At the dairy processing plant, the milk is pumped to refrigerated storage tanks. It is pumped to the pasteuriser, where it is heated to 72°C for 15 seconds and then cooled to 4°C very rapidly.
This process, called pasteurisation, kills any harmful bacteria that may be present in the milk and is required by law in South Africa. The process of pasteurisation was discovered in 1868 by the French scientist, Louis Pasteur (1822–1894).
Another form of making milk safe for consumption is to provide extended shelf life milk (ESL). ESL milk is milk that has been treated in a manner to reduce the microbial count beyond pasteurisation. ESL milk is packaged under extremely hygienic conditions and has a longer shelf life than fresh pasteurised milk when kept at a temperature of 0–5°C.

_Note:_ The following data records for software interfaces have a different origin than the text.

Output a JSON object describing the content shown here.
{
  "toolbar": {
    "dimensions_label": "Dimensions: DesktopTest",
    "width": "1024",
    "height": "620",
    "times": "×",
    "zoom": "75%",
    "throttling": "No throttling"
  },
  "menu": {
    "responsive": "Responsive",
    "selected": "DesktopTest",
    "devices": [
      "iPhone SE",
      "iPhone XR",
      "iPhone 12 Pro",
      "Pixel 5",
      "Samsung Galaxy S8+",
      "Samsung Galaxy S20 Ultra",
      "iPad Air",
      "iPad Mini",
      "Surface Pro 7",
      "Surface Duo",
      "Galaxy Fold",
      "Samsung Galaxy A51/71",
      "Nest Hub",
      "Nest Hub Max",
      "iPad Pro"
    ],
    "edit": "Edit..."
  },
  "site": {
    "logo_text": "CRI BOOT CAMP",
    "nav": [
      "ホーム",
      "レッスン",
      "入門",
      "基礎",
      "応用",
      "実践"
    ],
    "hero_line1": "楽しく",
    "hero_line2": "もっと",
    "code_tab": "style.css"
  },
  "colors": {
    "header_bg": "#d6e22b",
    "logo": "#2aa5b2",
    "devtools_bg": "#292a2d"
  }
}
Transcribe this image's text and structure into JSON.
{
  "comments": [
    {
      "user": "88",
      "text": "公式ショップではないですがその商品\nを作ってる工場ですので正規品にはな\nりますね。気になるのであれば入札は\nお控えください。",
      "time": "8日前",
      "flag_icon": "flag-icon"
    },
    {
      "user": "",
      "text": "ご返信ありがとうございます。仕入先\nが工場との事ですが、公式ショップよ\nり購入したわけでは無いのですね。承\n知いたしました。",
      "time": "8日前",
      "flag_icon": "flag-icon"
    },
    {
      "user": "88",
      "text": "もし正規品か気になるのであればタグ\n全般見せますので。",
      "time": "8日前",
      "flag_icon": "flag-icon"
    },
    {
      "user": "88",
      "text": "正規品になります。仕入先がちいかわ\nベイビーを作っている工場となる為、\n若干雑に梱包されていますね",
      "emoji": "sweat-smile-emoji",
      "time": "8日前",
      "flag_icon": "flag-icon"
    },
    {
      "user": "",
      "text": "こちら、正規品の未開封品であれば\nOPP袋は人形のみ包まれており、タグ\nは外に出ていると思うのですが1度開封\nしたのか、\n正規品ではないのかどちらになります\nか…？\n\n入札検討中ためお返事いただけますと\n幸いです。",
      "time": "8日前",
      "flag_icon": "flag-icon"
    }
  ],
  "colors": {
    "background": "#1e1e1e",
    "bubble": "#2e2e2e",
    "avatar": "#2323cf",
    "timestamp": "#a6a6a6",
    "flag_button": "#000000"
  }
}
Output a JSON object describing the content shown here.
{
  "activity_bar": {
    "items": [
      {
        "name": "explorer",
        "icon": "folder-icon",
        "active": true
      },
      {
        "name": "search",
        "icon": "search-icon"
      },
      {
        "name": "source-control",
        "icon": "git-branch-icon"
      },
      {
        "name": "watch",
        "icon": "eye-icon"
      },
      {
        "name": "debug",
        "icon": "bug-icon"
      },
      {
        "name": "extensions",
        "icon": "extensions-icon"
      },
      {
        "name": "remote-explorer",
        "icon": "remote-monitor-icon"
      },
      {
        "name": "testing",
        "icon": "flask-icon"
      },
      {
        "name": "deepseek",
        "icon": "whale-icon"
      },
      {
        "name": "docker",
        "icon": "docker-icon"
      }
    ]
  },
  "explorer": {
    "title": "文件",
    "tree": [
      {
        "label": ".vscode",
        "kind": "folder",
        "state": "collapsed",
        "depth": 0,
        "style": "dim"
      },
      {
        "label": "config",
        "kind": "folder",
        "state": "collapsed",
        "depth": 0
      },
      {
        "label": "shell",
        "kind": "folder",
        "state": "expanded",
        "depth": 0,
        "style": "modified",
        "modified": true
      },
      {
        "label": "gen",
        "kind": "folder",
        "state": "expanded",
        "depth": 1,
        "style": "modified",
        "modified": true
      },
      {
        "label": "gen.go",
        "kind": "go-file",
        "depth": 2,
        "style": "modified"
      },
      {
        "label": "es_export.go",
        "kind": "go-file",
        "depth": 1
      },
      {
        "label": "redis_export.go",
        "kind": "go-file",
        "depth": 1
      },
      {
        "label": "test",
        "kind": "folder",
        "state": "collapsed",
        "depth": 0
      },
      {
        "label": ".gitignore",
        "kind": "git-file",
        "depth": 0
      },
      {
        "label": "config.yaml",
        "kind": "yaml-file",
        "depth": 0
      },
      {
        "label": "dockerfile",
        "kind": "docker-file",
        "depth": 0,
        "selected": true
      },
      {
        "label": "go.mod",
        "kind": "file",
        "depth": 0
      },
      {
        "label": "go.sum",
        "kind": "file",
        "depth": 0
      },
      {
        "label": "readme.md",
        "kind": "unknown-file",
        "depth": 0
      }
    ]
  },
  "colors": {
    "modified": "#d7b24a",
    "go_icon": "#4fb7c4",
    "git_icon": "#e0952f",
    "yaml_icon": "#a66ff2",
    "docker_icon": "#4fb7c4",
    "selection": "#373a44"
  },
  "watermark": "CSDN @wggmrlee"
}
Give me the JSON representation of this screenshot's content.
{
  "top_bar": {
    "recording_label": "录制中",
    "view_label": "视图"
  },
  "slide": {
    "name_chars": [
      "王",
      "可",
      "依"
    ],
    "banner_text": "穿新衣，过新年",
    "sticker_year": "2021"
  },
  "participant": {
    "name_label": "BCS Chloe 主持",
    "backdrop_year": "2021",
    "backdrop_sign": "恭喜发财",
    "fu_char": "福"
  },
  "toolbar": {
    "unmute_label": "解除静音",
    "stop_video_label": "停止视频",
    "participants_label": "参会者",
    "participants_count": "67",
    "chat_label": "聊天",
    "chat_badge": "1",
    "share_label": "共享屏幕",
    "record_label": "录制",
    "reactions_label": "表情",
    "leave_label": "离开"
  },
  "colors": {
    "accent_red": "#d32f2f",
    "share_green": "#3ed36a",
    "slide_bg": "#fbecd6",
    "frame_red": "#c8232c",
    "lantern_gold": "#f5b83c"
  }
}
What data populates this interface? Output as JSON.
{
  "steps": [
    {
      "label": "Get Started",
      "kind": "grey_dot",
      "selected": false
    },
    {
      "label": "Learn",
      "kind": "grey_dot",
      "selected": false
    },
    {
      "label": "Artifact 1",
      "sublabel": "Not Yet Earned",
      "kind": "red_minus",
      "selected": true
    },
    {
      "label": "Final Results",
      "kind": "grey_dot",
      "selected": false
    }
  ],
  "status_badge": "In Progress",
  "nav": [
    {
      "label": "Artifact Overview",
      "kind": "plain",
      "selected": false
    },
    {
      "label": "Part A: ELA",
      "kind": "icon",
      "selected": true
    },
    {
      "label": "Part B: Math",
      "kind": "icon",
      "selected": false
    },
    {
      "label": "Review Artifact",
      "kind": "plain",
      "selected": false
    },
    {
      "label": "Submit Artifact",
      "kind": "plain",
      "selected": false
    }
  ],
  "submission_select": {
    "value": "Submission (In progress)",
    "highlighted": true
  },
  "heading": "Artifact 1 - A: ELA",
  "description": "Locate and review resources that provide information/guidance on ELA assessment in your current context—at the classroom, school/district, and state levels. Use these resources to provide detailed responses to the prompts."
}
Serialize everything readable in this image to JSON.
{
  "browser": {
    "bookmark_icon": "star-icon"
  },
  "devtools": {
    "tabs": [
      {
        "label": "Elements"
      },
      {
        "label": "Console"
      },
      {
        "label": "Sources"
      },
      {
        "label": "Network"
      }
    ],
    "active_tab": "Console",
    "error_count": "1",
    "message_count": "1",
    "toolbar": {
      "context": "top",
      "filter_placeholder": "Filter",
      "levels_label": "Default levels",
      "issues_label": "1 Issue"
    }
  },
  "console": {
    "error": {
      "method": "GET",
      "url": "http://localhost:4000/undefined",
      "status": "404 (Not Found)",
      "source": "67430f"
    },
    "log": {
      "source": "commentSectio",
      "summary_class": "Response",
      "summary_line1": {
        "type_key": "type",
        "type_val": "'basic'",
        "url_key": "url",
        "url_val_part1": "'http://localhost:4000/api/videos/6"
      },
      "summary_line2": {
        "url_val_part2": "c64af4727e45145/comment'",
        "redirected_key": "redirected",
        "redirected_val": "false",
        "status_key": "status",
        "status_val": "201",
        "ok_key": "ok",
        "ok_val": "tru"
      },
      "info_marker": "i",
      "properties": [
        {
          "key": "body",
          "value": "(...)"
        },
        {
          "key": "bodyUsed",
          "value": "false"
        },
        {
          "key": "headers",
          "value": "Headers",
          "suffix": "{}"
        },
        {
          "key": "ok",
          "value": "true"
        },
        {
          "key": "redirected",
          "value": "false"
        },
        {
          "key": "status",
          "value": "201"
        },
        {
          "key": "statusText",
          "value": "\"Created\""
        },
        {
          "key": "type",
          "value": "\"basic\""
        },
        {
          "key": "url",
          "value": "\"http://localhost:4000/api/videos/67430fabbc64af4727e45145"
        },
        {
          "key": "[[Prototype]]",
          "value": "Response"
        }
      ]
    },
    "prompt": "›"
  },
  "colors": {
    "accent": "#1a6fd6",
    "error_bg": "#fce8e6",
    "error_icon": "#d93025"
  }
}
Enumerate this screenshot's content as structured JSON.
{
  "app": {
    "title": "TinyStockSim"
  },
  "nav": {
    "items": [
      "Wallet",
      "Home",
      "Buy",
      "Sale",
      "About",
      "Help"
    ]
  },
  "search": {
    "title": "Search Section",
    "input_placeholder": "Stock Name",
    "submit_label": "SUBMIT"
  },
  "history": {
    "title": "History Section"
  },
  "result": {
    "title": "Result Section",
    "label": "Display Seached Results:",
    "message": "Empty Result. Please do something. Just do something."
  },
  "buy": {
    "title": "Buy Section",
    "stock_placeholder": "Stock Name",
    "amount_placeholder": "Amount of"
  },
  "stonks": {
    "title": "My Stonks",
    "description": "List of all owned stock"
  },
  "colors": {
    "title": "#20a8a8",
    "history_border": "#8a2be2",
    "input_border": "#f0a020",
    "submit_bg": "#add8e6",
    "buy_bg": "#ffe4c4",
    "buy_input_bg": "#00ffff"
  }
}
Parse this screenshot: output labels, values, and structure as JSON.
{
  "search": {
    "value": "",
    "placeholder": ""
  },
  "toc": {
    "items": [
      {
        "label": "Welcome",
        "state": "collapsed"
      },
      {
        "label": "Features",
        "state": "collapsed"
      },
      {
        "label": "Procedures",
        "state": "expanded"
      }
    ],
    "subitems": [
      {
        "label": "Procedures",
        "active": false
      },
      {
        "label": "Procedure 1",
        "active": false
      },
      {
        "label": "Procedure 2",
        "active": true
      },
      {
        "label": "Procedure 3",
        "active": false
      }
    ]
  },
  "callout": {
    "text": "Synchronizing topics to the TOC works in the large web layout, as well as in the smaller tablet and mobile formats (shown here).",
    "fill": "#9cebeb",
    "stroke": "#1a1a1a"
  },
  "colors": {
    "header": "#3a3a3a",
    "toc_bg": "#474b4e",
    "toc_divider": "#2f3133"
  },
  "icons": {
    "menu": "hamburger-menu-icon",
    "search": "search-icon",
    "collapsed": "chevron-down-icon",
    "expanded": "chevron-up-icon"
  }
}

Ultra-high temperature (UHT) treatment allows milk to stay fresh and safe for a long time. The milk is heated to above 125°C and then packaged aseptically. The end product is free from any micro-organisms or spores that could cause spoilage. The UHT process is quick, so very few vitamins are destroyed. UHT-treated milk, also referred to as long-life milk, can be kept at room temperature in the sealed packaging for many months without going sour. Once the package has been opened, the milk must be kept cold and used in the same way as fresh milk.
Milk may also be homogenised to improve the fat distribution. Homogenisation forces the milk fat through a very small nozzle. at high speed and breaks the fat drops into smaller droplets. This keeps the fat droplets evenly distributed in the milk.